|Crystal:||That’s great. It means you’re finding a lot of value in the system, which is wonderful. I think what I’m hearing overall from everybody is having a goal in mind and reminding ourselves over time what that goal is. Making sure that we’re communicating clearly across the organization about both those goals and the current status of the project. Having advocates throughout the organization to make sure that they’re aware of what’s going on on board and excited. I think change is hard for a lot of people and knowing what’s coming and being able to be a part of that change makes it exciting instead of scary when we’re going through a digital transformation or a paperless process like Clark has been doing.
Any last thoughts? Anything else that you guys wanted to share from either side before we wrap up for today?

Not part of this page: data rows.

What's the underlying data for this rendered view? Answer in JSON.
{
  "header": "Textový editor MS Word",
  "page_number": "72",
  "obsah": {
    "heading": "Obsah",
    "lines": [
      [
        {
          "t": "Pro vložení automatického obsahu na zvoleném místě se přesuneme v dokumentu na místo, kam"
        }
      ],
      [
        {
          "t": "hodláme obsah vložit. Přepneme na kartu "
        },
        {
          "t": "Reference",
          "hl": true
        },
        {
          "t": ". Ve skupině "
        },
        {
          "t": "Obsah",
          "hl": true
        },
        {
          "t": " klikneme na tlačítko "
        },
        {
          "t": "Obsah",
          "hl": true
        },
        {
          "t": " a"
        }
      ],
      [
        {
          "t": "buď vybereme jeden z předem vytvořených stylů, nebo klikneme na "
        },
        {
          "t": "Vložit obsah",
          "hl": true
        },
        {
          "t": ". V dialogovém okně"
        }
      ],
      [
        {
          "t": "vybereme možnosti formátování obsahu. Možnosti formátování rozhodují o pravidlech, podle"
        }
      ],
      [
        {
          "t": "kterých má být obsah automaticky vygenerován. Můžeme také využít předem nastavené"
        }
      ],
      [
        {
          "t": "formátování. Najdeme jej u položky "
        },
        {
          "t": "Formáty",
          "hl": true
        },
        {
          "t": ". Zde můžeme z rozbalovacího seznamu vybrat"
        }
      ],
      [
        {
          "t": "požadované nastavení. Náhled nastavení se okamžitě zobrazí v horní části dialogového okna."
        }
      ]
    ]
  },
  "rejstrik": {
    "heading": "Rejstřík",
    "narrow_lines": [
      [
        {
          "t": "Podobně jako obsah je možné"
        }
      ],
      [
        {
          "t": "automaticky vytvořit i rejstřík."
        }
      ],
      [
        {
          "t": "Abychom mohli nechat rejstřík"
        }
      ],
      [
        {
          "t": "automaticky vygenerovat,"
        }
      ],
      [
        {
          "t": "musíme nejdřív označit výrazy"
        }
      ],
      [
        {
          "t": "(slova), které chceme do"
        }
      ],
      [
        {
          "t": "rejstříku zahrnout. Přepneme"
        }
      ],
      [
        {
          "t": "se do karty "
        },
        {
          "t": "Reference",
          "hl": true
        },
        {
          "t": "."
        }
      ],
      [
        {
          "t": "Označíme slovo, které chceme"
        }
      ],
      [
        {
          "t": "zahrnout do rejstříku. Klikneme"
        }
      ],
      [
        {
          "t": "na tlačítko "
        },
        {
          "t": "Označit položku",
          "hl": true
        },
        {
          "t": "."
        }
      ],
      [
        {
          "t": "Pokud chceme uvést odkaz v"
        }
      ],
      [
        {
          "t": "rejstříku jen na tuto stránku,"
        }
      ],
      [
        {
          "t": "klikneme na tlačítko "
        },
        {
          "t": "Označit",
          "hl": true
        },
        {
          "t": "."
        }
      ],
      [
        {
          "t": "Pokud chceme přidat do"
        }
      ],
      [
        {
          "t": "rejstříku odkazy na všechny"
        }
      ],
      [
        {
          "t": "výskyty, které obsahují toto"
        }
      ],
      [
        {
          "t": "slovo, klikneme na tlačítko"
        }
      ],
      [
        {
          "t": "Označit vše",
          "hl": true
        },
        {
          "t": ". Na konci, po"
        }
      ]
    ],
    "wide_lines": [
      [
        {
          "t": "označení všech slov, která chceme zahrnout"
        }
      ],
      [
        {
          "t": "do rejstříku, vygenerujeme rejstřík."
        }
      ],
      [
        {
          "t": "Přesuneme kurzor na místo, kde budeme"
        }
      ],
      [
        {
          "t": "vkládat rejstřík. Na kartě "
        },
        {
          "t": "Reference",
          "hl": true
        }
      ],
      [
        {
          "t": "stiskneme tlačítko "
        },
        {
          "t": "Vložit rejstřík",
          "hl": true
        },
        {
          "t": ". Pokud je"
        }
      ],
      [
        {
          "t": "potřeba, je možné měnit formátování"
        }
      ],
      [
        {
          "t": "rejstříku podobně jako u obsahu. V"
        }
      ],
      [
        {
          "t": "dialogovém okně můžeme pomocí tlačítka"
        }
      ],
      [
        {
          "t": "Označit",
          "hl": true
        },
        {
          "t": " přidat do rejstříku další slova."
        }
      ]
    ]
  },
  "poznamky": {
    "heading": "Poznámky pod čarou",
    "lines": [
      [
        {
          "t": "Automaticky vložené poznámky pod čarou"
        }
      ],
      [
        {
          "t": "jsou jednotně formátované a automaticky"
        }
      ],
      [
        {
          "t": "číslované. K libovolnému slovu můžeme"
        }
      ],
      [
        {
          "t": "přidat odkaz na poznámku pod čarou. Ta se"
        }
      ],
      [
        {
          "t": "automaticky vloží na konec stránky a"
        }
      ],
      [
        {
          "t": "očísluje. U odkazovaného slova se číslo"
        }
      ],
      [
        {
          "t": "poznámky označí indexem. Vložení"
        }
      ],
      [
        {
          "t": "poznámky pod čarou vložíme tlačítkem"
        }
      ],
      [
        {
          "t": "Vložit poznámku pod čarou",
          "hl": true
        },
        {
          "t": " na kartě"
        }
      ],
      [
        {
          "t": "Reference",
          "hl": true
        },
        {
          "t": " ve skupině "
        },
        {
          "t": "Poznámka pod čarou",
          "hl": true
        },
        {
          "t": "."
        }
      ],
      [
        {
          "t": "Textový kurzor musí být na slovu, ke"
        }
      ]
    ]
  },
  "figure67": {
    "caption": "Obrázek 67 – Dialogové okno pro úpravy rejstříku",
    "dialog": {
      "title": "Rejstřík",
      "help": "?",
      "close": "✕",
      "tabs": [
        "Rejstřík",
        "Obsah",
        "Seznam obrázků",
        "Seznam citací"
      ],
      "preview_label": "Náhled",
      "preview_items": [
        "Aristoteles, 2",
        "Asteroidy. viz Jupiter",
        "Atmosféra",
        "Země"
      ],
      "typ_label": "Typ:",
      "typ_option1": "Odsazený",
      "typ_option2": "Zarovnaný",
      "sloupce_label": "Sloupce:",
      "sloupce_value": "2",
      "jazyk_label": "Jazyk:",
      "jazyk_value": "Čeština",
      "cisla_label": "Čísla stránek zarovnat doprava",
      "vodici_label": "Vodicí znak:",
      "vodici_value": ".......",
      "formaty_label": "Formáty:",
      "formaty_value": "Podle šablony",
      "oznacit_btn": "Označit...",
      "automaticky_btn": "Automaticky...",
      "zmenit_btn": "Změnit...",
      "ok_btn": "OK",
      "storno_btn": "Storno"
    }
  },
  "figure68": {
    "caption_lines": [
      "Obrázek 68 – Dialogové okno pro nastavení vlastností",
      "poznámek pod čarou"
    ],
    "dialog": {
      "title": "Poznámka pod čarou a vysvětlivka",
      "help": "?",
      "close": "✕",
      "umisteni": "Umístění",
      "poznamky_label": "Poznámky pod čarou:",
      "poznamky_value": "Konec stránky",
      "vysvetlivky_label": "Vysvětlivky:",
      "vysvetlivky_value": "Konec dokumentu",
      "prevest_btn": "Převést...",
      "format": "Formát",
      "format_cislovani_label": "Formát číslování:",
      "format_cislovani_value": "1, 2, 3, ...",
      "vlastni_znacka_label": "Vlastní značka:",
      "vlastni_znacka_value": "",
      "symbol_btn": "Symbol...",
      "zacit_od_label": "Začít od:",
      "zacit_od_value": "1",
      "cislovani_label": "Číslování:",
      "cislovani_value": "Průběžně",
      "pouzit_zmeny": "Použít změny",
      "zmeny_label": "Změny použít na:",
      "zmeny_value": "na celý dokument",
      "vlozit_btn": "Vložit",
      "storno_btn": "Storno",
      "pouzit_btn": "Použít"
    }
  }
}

|Kris:||It’s just that we love the partnership that we have with Clark and it’s great to see it in fruition and in action and happening. So thanks for being our customer.|
|Crystal:||Suzi, Michael, anything else on your side?|
|Suzi:||No, we just appreciate all the help and support we’ve gotten and how flexible ImageSoft has been throughout our projects, whether we needed project management support, or discovery support, or technical support, you guys have been there for us and we appreciate that so much being there whenever we needed it.|
|Crystal:||You have a big heart emoji on my face right now. We really like working with you guys. Well, thank you guys so much for sharing your stories today about both my team’s experience in working with our customers and more importantly about Suzi and Michael’s journey through the digital paperless transformation. Kevin, I think last thoughts here?|
|Kevin:||Yeah. I thought this was a great discussion and I think it was so helpful to hear the perspective of both sides talking about other experiences going through this. And I think this was really insightful. Anybody that’s looking to go down this kind of path where they’re looking to implement some sort of strategy automation, change management, those types of things, those are all such key things. So thank you everyone again for attending our podcast today. For Suzi, Michael, Crystal, Han and Kris, thank you for participating. And for our listeners, if you want more information you can check out our website at imagesoftinc.com, that’s imagesoftinc.com hit the services tab, just like professional services and you can see a little bit more about us in terms of what we do and what’s there and might give you some ideas in terms of how you might want to work through your implementation project. So, thanks again.
Thanks again for joining us on this podcast. And if you haven’t already done so, be sure to subscribe to Paperless Productivity where we tackle some of the biggest paper-based pain points facing organizations today. We’ll see you next time.
If you, like Clark Public Utilities (CPU), are a little jittery about implementation – congratulations! You’re normal. Despite a few apprehensions, CPU faced its fears head on and took an active role in its organization’s digital transformation. Today, illuminating a paperless “workflow glow,” CPU has gone down in our books as one of our most successful implementation partners.
Join CPU’s Business Application Manager Suzi Walker and Business Analyst Michael Nino for a candid conversation with ImageSoft’s Professional Services team, discussing customer challenges during implementation, the keys to proceeding while succeeding, what “partnership” actually means, a breakdown of the Quality Triangle and so much more.